Software license costs are estimates and vary by volume, features, vendor, etc.
The New York law firm of Grubman Shire Meiselas and Sacks that serves some of the many well-known celebrities such as Lady Gaga, Madonna, Mariah Carey, and U2 appears to have fallen into a REvil ransomware attack. The REvil hackers are threatening to publish the stolen documents from the Grubman clients in nine staggered releases unless they fulfill the demand of $42 million in ransom.
The attack links to a domain the law firm used with an unpatched Pulse Secure VPN server. Vulnerability data confirmed that the law firm had a vulnerable server for almost two months. Unfortunately for them, during that time, many threat actors were actively scanning for unpatched VPN servers.

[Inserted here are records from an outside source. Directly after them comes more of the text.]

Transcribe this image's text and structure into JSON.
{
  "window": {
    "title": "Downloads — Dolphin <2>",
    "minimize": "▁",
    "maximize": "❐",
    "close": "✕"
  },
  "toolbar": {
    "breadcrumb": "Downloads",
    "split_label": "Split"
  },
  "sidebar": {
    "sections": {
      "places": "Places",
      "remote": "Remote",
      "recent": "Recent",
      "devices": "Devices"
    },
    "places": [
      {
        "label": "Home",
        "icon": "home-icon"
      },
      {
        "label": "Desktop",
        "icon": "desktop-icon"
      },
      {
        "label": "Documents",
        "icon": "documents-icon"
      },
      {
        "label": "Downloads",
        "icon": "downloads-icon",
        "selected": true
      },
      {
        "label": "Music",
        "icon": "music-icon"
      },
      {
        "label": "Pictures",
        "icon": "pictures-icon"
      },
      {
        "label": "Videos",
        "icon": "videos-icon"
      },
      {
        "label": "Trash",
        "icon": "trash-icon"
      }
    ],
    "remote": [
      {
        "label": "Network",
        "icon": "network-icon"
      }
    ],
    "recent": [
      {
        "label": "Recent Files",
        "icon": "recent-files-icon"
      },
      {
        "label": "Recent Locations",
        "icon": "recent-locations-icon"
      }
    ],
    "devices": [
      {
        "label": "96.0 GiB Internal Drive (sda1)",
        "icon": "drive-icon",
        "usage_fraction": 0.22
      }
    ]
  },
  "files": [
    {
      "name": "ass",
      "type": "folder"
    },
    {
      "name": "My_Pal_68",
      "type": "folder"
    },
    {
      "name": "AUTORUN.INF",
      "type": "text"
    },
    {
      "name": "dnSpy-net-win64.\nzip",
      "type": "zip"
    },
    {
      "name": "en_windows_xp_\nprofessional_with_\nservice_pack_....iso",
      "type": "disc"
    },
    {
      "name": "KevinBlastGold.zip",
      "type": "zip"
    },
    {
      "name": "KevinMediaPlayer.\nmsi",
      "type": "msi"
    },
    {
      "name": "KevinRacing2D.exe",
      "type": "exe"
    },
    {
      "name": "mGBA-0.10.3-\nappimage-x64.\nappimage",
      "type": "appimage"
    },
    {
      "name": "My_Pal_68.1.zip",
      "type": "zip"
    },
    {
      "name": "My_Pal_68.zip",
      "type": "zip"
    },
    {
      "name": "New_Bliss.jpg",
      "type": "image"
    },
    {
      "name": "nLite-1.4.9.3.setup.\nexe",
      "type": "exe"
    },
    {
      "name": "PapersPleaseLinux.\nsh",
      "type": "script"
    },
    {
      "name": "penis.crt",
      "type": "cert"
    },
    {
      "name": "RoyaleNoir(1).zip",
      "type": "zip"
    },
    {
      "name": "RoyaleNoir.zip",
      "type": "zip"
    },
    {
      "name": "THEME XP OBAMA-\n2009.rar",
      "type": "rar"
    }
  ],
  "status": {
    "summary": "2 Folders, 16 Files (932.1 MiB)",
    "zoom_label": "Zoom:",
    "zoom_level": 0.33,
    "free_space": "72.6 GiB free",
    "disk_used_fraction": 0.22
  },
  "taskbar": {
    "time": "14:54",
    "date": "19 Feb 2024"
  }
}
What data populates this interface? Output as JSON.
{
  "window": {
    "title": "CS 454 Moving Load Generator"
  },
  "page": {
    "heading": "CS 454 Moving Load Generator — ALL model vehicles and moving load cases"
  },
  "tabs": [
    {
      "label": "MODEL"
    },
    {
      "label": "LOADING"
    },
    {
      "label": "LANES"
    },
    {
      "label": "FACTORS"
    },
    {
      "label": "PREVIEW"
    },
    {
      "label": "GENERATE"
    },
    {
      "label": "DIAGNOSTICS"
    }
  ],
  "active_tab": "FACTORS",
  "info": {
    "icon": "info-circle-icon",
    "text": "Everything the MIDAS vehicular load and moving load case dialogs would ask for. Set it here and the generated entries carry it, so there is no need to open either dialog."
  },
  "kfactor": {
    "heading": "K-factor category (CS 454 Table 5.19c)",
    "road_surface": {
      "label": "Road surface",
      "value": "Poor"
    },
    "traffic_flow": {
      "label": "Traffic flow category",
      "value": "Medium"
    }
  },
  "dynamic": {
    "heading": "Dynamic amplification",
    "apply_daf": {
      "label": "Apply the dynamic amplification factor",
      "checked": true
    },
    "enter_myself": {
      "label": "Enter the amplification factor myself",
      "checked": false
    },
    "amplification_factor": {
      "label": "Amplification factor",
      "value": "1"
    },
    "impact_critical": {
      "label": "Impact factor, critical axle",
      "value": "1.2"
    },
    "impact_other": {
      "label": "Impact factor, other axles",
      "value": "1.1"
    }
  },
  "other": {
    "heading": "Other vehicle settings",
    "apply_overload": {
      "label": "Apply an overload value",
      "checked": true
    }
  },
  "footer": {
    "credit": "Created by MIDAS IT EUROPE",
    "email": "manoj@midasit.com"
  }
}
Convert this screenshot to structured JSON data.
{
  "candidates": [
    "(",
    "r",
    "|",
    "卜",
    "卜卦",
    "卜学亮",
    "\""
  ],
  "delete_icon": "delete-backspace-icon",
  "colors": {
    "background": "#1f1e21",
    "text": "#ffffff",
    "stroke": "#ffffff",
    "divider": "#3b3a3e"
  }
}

The vulnerability scan for open internet ports for vulnerable VPN servers cannot confirm that REvil hackers used it to plant ransomware and encrypt files. The REvil hackers are known for targeting unpatched VPN servers, which may have led them to Grubman. REvil is also known to use these servers to gain access to networks and steal their credentials, plant malware, and attack.
Ransomware has two main approaches. One is to encrypt all the data in place at the victim’s site and demand ransom for the decrypt key. The second is to transfer all the data to an alternative location and demand ransom for not releasing the data to the public.
SecureCircle Data Access Security Broker (DASB) customers who have faced similar attacks or malicious insiders only need to worry about the first ransomware approach. The case of releasing sensitive information to the public is not possible with SecureCircle. The hackers will have stolen protected data encrypted with AES-256. Even with a 100 petaFLOPS supercomputer, the hackers would need 3.67x1052 years to break a single key. With SecureCircle, each file uses a unique key.
The first type of attack which encrypts data in place is still possible with SecureCircle. The hacker would encrypt an already encrypted file. Recover from an encrypt-in-place attack by implementing a proper backup solution that isolates the backup data and keeps multiple revisions of files.
With SecureCircle, minimize ransomware attacks to annoyances similar to SPAM email. Annoying and not productive, but nothing making CNN and TMZ headlines.
Audits, by nature, are rear-view facing. In many cases, that may be fine (i.e., income tax audit and process audits), but in the world of cybersecurity and data security, reliance on an external audit poses a significant business risk.
Data security and data governance, risk and compliance (GRC) goals have never aligned until GDPR. Data GRC focuses on demonstrating (reporting) the controls over who, what and when in-scope data was accessed and not primarily about securing it. Organizations need to demonstrate compliance and focus on passing an audit -- not preventing data breaches. Before GDPR, monetary fines for breaches were minor; it was more important to find ways to pass the audit so they could continue operating the business than reduce the risk of a data breach.
GDPR has shifted this paradigm by imposing substantial monetary fines in the case of a breach. As a result, organizations now focus on minimizing data loss risks rather than passing an audit. After all, there is no GDPR compliance audit like with International Organization for Standardization (ISO). The only mention of an audit within the GDPR regulation is for data processing. Compliance is self-imposed by the threat of a stiff fine that compels organizations to start thinking about compliance and security with a unified goal: to protect data.
Previous compliance standards and regulations such as ISO, Payment Card Industry (PCI), Sarbanes-Oxley (SOX), and Service Organization Control (SOC 2), to list a few, have focused on the audit.
For these regulations, organizations put in place the minimum processes and controls necessary to pass the audit. The controls may have little to no impact on data protection and privacy. The organization is solely attempting to gain compliance via a passing audit. The certificate acts as a get-out-of-jail card. If anything goes wrong, the organization says, "But we passed our audit. It's not our fault."